Here the CD is overcome by current events [also see NOVA's "The Dimming Sun"]. The current TIME (Oct 1 2007)covers the scramble of nations to secure oil and other arctic riches due to dramatic melting of Polar ice; and the NYT reports on investor groups calling for disclosure of effects of global warming on various stocks. Such stories indicate global warming is no longer controversial to the financial world.

Reuters (9/22/07) predicts a catastrophic rise in sea levels by 2050 that will affect coastlines around the world (goodbye New Orleans). New models suggest this is inevitable no matter what we do at this late date.

My impression after seeing this program is that neither population control nor pollution controls on levels significant enough to affect warming seem likely in the near future.

OVERALL: Sad to say, mankind's best hope may be a savage plague that depopulates humanity, but keeps the earth inhabitable for humankind.

Obviously I hope that's not so. It is entirely possible that technology will find ways to clean up the atmosphere no matter how much pollution we emit. I've seen reports of such technology and it looks promising (though expensive on the scale of NASA)..

Still, the sheer enormity and chaotic unpredictability of the problem is such that there are no guarantees.

This program is well worth seeing and pondering...

Population paradox
M. Wolfson | 11/14/2006
(5 out of 5 stars)

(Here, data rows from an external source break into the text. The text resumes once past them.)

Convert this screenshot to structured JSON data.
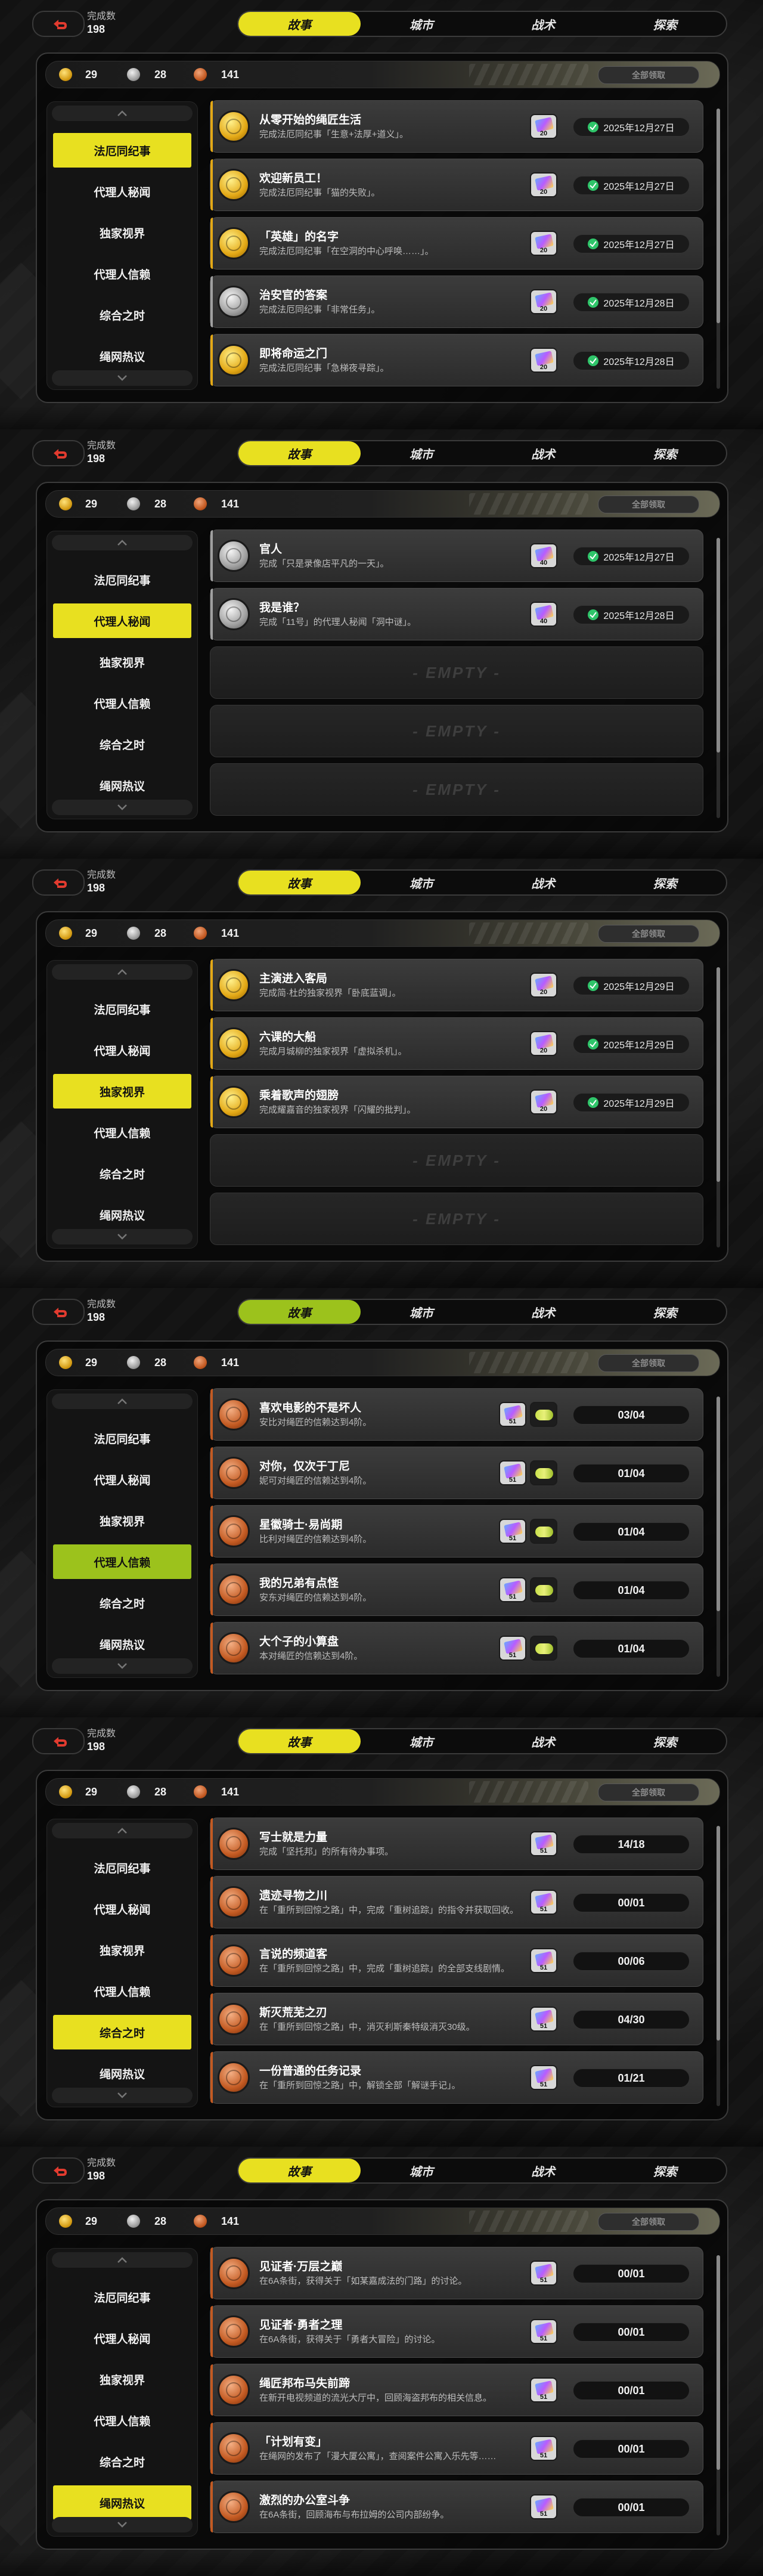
{
  "colors": {
    "accent": "#e8e020",
    "accent_alt": "#9cc21c",
    "panel_bg": "#0a0a0a",
    "row_bg": "#353535",
    "success": "#2fc56a"
  },
  "screens": [
    {
      "accent": "#e8e020",
      "topbar": {
        "count_label": "完成数",
        "count_value": "198",
        "tabs": [
          "故事",
          "城市",
          "战术",
          "探索"
        ],
        "active_tab": 0
      },
      "header": {
        "gold": "29",
        "silver": "28",
        "bronze": "141",
        "claim_all": "全部领取"
      },
      "sidebar": {
        "items": [
          "法厄同纪事",
          "代理人秘闻",
          "独家视界",
          "代理人信赖",
          "综合之时",
          "绳网热议"
        ],
        "active": 0
      },
      "rows": [
        {
          "empty": false,
          "icon": "gold-medal-icon",
          "tier": "gold",
          "title": "从零开始的绳匠生活",
          "subtitle": "完成法厄同纪事「生意+法厚+道义」。",
          "reward_qty": "20",
          "status_type": "date",
          "status": "2025年12月27日"
        },
        {
          "empty": false,
          "icon": "gold-medal-icon",
          "tier": "gold",
          "title": "欢迎新员工！",
          "subtitle": "完成法厄同纪事「猫的失败」。",
          "reward_qty": "20",
          "status_type": "date",
          "status": "2025年12月27日"
        },
        {
          "empty": false,
          "icon": "gold-medal-icon",
          "tier": "gold",
          "title": "「英雄」的名字",
          "subtitle": "完成法厄同纪事「在空洞的中心呼唤……」。",
          "reward_qty": "20",
          "status_type": "date",
          "status": "2025年12月27日"
        },
        {
          "empty": false,
          "icon": "silver-medal-icon",
          "tier": "silver",
          "title": "治安官的答案",
          "subtitle": "完成法厄同纪事「非常任务」。",
          "reward_qty": "20",
          "status_type": "date",
          "status": "2025年12月28日"
        },
        {
          "empty": false,
          "icon": "gold-medal-icon",
          "tier": "gold",
          "title": "即将命运之门",
          "subtitle": "完成法厄同纪事「急梯夜寻踪」。",
          "reward_qty": "20",
          "status_type": "date",
          "status": "2025年12月28日"
        }
      ]
    },
    {
      "accent": "#e8e020",
      "topbar": {
        "count_label": "完成数",
        "count_value": "198",
        "tabs": [
          "故事",
          "城市",
          "战术",
          "探索"
        ],
        "active_tab": 0
      },
      "header": {
        "gold": "29",
        "silver": "28",
        "bronze": "141",
        "claim_all": "全部领取"
      },
      "sidebar": {
        "items": [
          "法厄同纪事",
          "代理人秘闻",
          "独家视界",
          "代理人信赖",
          "综合之时",
          "绳网热议"
        ],
        "active": 1
      },
      "rows": [
        {
          "empty": false,
          "icon": "silver-medal-icon",
          "tier": "silver",
          "title": "官人",
          "subtitle": "完成「只是录像店平凡的一天」。",
          "reward_qty": "40",
          "status_type": "date",
          "status": "2025年12月27日"
        },
        {
          "empty": false,
          "icon": "silver-medal-icon",
          "tier": "silver",
          "title": "我是谁？",
          "subtitle": "完成「11号」的代理人秘闻「洞中谜」。",
          "reward_qty": "40",
          "status_type": "date",
          "status": "2025年12月28日"
        },
        {
          "empty": true,
          "empty_label": "- EMPTY -"
        },
        {
          "empty": true,
          "empty_label": "- EMPTY -"
        },
        {
          "empty": true,
          "empty_label": "- EMPTY -"
        }
      ]
    },
    {
      "accent": "#e8e020",
      "topbar": {
        "count_label": "完成数",
        "count_value": "198",
        "tabs": [
          "故事",
          "城市",
          "战术",
          "探索"
        ],
        "active_tab": 0
      },
      "header": {
        "gold": "29",
        "silver": "28",
        "bronze": "141",
        "claim_all": "全部领取"
      },
      "sidebar": {
        "items": [
          "法厄同纪事",
          "代理人秘闻",
          "独家视界",
          "代理人信赖",
          "综合之时",
          "绳网热议"
        ],
        "active": 2
      },
      "rows": [
        {
          "empty": false,
          "icon": "gold-medal-icon",
          "tier": "gold",
          "title": "主演进入客局",
          "subtitle": "完成简·杜的独家视界「卧底蓝调」。",
          "reward_qty": "20",
          "status_type": "date",
          "status": "2025年12月29日"
        },
        {
          "empty": false,
          "icon": "gold-medal-icon",
          "tier": "gold",
          "title": "六课的大船",
          "subtitle": "完成月城柳的独家视界「虚拟杀机」。",
          "reward_qty": "20",
          "status_type": "date",
          "status": "2025年12月29日"
        },
        {
          "empty": false,
          "icon": "gold-medal-icon",
          "tier": "gold",
          "title": "乘着歌声的翅膀",
          "subtitle": "完成耀嘉音的独家视界「闪耀的批判」。",
          "reward_qty": "20",
          "status_type": "date",
          "status": "2025年12月29日"
        },
        {
          "empty": true,
          "empty_label": "- EMPTY -"
        },
        {
          "empty": true,
          "empty_label": "- EMPTY -"
        }
      ]
    },
    {
      "accent": "#9cc21c",
      "topbar": {
        "count_label": "完成数",
        "count_value": "198",
        "tabs": [
          "故事",
          "城市",
          "战术",
          "探索"
        ],
        "active_tab": 0
      },
      "header": {
        "gold": "29",
        "silver": "28",
        "bronze": "141",
        "claim_all": "全部领取"
      },
      "sidebar": {
        "items": [
          "法厄同纪事",
          "代理人秘闻",
          "独家视界",
          "代理人信赖",
          "综合之时",
          "绳网热议"
        ],
        "active": 3
      },
      "rows": [
        {
          "empty": false,
          "icon": "bronze-medal-icon",
          "tier": "bronze",
          "title": "喜欢电影的不是坏人",
          "subtitle": "安比对绳匠的信赖达到4阶。",
          "reward_qty": "51",
          "double_reward": true,
          "status_type": "progress",
          "status": "03/04"
        },
        {
          "empty": false,
          "icon": "bronze-medal-icon",
          "tier": "bronze",
          "title": "对你，仅次于丁尼",
          "subtitle": "妮可对绳匠的信赖达到4阶。",
          "reward_qty": "51",
          "double_reward": true,
          "status_type": "progress",
          "status": "01/04"
        },
        {
          "empty": false,
          "icon": "bronze-medal-icon",
          "tier": "bronze",
          "title": "星徽骑士·易尚期",
          "subtitle": "比利对绳匠的信赖达到4阶。",
          "reward_qty": "51",
          "double_reward": true,
          "status_type": "progress",
          "status": "01/04"
        },
        {
          "empty": false,
          "icon": "bronze-medal-icon",
          "tier": "bronze",
          "title": "我的兄弟有点怪",
          "subtitle": "安东对绳匠的信赖达到4阶。",
          "reward_qty": "51",
          "double_reward": true,
          "status_type": "progress",
          "status": "01/04"
        },
        {
          "empty": false,
          "icon": "bronze-medal-icon",
          "tier": "bronze",
          "title": "大个子的小算盘",
          "subtitle": "本对绳匠的信赖达到4阶。",
          "reward_qty": "51",
          "double_reward": true,
          "status_type": "progress",
          "status": "01/04"
        }
      ]
    },
    {
      "accent": "#e8e020",
      "topbar": {
        "count_label": "完成数",
        "count_value": "198",
        "tabs": [
          "故事",
          "城市",
          "战术",
          "探索"
        ],
        "active_tab": 0
      },
      "header": {
        "gold": "29",
        "silver": "28",
        "bronze": "141",
        "claim_all": "全部领取"
      },
      "sidebar": {
        "items": [
          "法厄同纪事",
          "代理人秘闻",
          "独家视界",
          "代理人信赖",
          "综合之时",
          "绳网热议"
        ],
        "active": 4
      },
      "rows": [
        {
          "empty": false,
          "icon": "bronze-medal-icon",
          "tier": "bronze",
          "title": "写士就是力量",
          "subtitle": "完成「坚托邦」的所有待办事项。",
          "reward_qty": "51",
          "status_type": "progress",
          "status": "14/18"
        },
        {
          "empty": false,
          "icon": "bronze-medal-icon",
          "tier": "bronze",
          "title": "遗迹寻物之川",
          "subtitle": "在「重所到回惊之路」中，完成「重树追踪」的指令并获取回收。",
          "reward_qty": "51",
          "status_type": "progress",
          "status": "00/01"
        },
        {
          "empty": false,
          "icon": "bronze-medal-icon",
          "tier": "bronze",
          "title": "言说的频道客",
          "subtitle": "在「重所到回惊之路」中，完成「重树追踪」的全部支线剧情。",
          "reward_qty": "51",
          "status_type": "progress",
          "status": "00/06"
        },
        {
          "empty": false,
          "icon": "bronze-medal-icon",
          "tier": "bronze",
          "title": "斯灭荒芜之刃",
          "subtitle": "在「重所到回惊之路」中，消灭利斯秦特级消灭30级。",
          "reward_qty": "51",
          "status_type": "progress",
          "status": "04/30"
        },
        {
          "empty": false,
          "icon": "bronze-medal-icon",
          "tier": "bronze",
          "title": "一份普通的任务记录",
          "subtitle": "在「重所到回惊之路」中，解锁全部「解谜手记」。",
          "reward_qty": "51",
          "status_type": "progress",
          "status": "01/21"
        }
      ]
    },
    {
      "accent": "#e8e020",
      "topbar": {
        "count_label": "完成数",
        "count_value": "198",
        "tabs": [
          "故事",
          "城市",
          "战术",
          "探索"
        ],
        "active_tab": 0
      },
      "header": {
        "gold": "29",
        "silver": "28",
        "bronze": "141",
        "claim_all": "全部领取"
      },
      "sidebar": {
        "items": [
          "法厄同纪事",
          "代理人秘闻",
          "独家视界",
          "代理人信赖",
          "综合之时",
          "绳网热议"
        ],
        "active": 5
      },
      "rows": [
        {
          "empty": false,
          "icon": "bronze-medal-icon",
          "tier": "bronze",
          "title": "见证者·万层之巅",
          "subtitle": "在6A条街，获得关于「如某嘉成法的门路」的讨论。",
          "reward_qty": "51",
          "status_type": "progress",
          "status": "00/01"
        },
        {
          "empty": false,
          "icon": "bronze-medal-icon",
          "tier": "bronze",
          "title": "见证者·勇者之理",
          "subtitle": "在6A条街，获得关于「勇者大冒险」的讨论。",
          "reward_qty": "51",
          "status_type": "progress",
          "status": "00/01"
        },
        {
          "empty": false,
          "icon": "bronze-medal-icon",
          "tier": "bronze",
          "title": "绳匠邦布马失前蹄",
          "subtitle": "在新开电视频道的流光大厅中，回顾海盗邦布的相关信息。",
          "reward_qty": "51",
          "status_type": "progress",
          "status": "00/01"
        },
        {
          "empty": false,
          "icon": "bronze-medal-icon",
          "tier": "bronze",
          "title": "「计划有变」",
          "subtitle": "在绳网的发布了「漫大厦公寓」，查阅案件公寓入乐先等……",
          "reward_qty": "51",
          "status_type": "progress",
          "status": "00/01"
        },
        {
          "empty": false,
          "icon": "bronze-medal-icon",
          "tier": "bronze",
          "title": "激烈的办公室斗争",
          "subtitle": "在6A条街，回顾海布与布拉姆的公司内部纷争。",
          "reward_qty": "51",
          "status_type": "progress",
          "status": "00/01"
        }
      ]
    }
  ]
}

"Population Paradox is a high quality work. It showed the complexities of human population, without oversimplifying. But most importantly this is a moving portrait of the human condition, especially the parts about abuse of women in India, and the HIV crisis in Kenya. The final thing I liked about the DVD is it clearly outlines solutions, leaving plenty of room for optimism and action."